INSCRIPTION: Engraved with script initials “PH” on side of body below the spout.
MARK: Struck on outside face of square base with intaglio cursive “Woods” mark in conforming reserve.
MAKER: Freeman Woods (b.c.1766-1834) first worked in New York City prior to his move to New Bern, North Carolina; his name appears in the New York City directories from 1791 to 1794. On 27 December 1794 he advertised in New Bern, North Carolina, stating that he had commenced business two doors above William Lawrence’s store, where anything in the “above branch” might be had, particularly waiters, tankards, teapots, sugar dishes, milk pots, tablespoons, teaspoons, sugar tongs, and the like, in the newest fashions and at the shortest notice. Few facts about Woods’s family have been determined, but the Raleigh newspapers reported the death of “Mrs. Hannah Woods, wife of Mr. Freeman Woods,” which occurred in October 1811 in New Bern. The Newbern Spectator for 20 November 1834 contained a notice of Woods’s death at age sixty-eight. The notice stated that Freeman Woods was born in New Jersey and was a resident of New Bern for forty years. An inventory of his estate contained many items related to silversmithing and had a total value of $910.09. See George Barton Cutten and Mary Reynolds Peacock, “Silversmiths of North Carolina, 1696-1860”, 2nd rev. ed. (Raleigh: North Carolina Department of Cultural Resources, Division of Archives and History, 1984).
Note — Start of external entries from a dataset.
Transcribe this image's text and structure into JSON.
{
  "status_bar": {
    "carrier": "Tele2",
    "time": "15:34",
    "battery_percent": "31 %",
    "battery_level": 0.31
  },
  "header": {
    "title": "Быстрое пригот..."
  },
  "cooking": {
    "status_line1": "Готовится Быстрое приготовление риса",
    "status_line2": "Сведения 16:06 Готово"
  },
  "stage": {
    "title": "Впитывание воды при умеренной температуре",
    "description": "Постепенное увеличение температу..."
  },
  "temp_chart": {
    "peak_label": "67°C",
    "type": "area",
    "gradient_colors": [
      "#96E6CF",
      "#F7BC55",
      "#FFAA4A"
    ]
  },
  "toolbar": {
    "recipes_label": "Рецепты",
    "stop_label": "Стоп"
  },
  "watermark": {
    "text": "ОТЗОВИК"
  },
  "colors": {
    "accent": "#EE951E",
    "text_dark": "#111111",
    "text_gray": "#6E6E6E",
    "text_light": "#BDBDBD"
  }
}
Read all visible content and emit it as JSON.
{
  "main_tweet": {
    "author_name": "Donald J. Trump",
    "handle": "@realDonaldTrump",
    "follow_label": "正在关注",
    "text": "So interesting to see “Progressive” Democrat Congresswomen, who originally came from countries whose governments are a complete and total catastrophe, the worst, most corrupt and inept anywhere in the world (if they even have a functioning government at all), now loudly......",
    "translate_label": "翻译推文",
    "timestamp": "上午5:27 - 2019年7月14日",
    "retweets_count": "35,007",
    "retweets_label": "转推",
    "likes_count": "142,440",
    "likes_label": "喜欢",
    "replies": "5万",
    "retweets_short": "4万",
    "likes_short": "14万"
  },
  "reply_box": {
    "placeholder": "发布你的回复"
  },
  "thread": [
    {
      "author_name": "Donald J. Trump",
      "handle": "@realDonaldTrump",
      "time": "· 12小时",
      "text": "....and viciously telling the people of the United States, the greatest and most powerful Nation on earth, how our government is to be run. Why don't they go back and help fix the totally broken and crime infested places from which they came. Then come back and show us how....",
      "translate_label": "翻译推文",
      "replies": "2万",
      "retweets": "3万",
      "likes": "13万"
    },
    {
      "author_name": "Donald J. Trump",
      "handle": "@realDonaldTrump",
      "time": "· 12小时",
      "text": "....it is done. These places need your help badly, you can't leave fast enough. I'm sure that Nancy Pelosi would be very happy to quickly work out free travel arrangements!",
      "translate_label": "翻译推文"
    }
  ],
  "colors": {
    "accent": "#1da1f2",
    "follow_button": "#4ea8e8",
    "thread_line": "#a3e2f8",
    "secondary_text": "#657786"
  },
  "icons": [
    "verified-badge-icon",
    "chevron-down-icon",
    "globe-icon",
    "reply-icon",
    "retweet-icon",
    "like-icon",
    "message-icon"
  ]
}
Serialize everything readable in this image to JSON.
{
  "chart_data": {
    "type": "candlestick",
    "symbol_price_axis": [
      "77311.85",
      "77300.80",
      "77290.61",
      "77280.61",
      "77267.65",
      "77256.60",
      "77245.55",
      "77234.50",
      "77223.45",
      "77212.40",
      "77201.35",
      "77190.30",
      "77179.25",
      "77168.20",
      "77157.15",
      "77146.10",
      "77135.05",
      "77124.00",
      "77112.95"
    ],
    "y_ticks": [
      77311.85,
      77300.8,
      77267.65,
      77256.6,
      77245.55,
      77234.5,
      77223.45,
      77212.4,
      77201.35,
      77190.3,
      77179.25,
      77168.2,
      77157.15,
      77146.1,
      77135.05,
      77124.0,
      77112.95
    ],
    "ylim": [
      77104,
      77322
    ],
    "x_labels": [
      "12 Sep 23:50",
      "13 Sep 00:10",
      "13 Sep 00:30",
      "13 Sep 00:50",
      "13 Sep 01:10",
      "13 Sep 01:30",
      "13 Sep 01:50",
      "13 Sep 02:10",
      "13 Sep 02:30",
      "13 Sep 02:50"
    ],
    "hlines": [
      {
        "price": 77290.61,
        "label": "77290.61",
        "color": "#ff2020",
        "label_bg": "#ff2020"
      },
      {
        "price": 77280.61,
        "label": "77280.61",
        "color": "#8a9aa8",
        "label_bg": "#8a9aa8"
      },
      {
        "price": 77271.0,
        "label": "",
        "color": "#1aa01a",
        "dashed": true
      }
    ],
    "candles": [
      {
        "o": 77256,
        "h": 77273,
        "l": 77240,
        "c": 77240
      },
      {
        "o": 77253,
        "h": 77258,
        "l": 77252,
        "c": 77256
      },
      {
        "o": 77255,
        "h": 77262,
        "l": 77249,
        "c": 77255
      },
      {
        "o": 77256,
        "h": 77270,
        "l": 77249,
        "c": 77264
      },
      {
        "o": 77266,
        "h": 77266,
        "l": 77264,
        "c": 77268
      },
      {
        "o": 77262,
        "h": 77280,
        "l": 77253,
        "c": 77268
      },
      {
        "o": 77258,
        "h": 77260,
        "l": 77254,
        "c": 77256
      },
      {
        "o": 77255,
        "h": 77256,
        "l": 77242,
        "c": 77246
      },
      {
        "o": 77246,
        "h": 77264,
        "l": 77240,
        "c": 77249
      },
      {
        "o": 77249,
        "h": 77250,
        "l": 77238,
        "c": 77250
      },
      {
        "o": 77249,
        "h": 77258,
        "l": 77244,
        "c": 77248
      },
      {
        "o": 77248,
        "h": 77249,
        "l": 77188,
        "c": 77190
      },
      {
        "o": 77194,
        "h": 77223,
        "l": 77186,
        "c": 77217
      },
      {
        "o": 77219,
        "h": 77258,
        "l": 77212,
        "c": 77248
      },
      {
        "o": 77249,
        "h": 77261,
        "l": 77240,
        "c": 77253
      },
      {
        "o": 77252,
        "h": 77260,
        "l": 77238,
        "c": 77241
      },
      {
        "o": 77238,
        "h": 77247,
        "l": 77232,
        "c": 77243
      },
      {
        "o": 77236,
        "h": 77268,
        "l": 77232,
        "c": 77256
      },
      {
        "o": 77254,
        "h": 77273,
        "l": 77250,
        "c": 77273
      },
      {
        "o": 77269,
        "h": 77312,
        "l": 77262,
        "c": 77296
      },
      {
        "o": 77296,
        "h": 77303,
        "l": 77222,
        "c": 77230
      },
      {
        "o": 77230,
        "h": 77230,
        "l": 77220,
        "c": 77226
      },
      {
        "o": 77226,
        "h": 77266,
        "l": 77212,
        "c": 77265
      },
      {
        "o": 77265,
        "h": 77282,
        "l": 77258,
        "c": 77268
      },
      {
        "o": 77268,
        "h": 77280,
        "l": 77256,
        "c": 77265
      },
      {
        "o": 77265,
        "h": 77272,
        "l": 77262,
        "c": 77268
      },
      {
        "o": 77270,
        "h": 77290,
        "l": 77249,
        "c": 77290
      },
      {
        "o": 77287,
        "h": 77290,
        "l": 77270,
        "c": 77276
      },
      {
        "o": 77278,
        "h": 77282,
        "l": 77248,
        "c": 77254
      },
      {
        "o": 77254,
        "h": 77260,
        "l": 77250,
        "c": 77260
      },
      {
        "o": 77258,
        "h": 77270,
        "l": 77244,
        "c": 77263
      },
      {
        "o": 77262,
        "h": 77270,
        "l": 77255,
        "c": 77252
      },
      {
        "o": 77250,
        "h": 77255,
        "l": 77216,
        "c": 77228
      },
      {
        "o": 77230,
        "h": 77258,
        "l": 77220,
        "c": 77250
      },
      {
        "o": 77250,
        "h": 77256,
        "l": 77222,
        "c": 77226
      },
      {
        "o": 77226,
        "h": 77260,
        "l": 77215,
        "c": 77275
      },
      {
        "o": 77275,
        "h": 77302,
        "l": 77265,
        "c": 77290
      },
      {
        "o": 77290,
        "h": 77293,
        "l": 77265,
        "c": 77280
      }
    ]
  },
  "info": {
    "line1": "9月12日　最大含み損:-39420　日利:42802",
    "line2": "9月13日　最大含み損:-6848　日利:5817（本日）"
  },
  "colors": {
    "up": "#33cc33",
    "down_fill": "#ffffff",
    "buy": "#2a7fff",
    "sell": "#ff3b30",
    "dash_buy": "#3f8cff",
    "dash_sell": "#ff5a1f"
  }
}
FORM: Silver pitchers in Colonial America were most often small cream pitchers in the rococo fashion that were used as part of the tea ceremony to serve milk. Large wide-mouthed pitchers in the neoclassical and empire styles became popular after the American Revolution. Such pitchers were used to serve water or wine and provided silversmiths with abundant flat surface area for engraving everything from simple monograms to armorials to lengthy presentations. The term “pitcher” is most commonly used in the United States and can be applied to any container with a spout for pouring liquids. In other English-speaking countries, the term “jug” is use more prevalently. A “ewer” is a vase-shaped, handled pitcher, often decorated, with a base and flaring spout.